──────── MATERIAL TO PROCESS

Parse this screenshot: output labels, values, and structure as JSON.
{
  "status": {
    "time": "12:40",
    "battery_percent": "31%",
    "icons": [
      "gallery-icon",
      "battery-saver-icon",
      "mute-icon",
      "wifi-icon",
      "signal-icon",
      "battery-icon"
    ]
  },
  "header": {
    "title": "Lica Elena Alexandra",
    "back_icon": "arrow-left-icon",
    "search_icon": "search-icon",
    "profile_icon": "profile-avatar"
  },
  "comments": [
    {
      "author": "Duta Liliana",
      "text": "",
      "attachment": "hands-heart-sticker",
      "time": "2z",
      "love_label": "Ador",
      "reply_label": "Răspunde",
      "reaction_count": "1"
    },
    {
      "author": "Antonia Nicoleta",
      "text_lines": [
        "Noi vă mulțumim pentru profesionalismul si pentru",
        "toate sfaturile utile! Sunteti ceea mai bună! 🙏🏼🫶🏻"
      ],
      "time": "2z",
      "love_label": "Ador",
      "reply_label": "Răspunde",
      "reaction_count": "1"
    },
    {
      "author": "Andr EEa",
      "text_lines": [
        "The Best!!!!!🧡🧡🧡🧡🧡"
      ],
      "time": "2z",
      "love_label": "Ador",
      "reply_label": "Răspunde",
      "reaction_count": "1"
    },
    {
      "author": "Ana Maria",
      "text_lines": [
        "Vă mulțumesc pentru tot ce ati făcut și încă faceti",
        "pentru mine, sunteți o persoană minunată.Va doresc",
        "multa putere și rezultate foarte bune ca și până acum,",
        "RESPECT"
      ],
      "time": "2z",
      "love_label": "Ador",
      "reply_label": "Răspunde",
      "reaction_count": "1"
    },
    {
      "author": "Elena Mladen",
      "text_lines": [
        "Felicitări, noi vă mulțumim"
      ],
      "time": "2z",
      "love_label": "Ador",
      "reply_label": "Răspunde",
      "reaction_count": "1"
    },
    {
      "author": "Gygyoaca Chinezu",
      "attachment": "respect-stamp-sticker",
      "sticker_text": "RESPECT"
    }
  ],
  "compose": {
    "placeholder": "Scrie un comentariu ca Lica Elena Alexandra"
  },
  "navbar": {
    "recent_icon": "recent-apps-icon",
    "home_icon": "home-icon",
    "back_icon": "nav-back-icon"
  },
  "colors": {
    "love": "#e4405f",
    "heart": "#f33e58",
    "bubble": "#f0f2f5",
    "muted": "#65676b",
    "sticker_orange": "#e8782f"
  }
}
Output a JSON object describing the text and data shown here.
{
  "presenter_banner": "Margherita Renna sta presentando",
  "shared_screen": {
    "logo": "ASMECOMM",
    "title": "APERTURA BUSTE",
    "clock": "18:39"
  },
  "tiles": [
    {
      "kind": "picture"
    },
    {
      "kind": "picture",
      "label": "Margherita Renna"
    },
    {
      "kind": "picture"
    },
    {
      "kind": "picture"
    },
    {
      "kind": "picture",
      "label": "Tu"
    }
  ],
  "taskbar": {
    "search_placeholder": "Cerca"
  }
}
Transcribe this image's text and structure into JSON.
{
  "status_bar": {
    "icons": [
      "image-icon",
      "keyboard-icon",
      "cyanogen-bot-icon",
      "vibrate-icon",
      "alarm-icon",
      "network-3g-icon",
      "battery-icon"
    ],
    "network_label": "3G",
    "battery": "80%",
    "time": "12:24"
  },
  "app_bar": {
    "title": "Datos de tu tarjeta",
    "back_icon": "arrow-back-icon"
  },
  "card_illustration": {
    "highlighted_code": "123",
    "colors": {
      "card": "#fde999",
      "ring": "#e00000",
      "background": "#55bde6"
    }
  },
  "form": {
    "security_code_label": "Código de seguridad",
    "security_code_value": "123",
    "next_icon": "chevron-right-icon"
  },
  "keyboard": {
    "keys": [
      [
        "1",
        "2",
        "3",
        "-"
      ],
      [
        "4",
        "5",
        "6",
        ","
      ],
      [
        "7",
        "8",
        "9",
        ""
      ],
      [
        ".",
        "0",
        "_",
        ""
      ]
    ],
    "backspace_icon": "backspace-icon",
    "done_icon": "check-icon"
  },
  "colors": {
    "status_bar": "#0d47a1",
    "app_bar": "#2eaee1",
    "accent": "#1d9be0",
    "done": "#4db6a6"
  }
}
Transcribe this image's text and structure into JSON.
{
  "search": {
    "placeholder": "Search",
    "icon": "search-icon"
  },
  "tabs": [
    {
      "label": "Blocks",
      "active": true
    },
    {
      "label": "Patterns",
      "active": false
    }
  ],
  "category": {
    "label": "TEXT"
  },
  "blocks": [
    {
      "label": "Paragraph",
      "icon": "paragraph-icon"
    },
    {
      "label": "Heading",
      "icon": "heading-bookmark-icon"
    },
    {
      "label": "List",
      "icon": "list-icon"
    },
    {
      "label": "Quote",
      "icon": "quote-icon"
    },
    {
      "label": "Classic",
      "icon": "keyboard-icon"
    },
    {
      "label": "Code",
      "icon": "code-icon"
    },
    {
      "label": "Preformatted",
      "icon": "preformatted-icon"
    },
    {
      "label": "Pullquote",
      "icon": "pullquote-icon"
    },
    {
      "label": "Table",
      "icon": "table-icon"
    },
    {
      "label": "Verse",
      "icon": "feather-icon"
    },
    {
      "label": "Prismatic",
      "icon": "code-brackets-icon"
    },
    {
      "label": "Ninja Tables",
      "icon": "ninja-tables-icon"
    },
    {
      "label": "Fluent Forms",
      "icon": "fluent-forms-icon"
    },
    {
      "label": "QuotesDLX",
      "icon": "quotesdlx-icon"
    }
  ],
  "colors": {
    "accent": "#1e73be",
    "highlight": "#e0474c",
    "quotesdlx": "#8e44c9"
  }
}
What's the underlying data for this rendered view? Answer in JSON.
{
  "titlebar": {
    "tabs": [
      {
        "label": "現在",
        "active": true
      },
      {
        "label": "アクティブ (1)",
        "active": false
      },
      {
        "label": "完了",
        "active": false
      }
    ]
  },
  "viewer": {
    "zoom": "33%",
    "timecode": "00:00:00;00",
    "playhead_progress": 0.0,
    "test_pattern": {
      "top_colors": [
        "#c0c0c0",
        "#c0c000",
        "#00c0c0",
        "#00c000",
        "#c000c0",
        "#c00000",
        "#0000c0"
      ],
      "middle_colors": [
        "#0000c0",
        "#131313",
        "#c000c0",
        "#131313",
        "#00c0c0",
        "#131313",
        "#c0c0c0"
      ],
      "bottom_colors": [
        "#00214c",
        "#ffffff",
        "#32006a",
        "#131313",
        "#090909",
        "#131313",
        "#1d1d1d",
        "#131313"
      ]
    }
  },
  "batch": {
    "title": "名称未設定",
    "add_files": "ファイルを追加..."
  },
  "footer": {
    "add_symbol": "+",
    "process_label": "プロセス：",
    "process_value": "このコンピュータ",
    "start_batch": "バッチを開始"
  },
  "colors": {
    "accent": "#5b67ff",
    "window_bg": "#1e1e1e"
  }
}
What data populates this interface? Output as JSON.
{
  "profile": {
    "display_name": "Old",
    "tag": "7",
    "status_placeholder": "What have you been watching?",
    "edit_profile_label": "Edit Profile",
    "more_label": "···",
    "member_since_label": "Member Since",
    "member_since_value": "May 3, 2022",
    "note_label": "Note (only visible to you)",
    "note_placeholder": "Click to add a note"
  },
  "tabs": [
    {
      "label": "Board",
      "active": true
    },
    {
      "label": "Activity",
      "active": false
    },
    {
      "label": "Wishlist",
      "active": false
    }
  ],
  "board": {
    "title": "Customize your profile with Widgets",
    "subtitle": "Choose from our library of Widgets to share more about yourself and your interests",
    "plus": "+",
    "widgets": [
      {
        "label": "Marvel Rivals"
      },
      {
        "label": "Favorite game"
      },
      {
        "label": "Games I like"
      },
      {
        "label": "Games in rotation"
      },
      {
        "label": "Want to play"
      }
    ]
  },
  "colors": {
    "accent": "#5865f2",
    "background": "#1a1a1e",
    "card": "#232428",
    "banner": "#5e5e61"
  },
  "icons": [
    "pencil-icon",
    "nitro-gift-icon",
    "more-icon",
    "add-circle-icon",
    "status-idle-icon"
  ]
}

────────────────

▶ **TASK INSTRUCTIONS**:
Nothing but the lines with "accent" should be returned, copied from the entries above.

▶ **ANSWER SECTION**:
    "accent": "#1d9be0",
    "accent": "#1e73be",
    "accent": "#5b67ff",
    "accent": "#5865f2",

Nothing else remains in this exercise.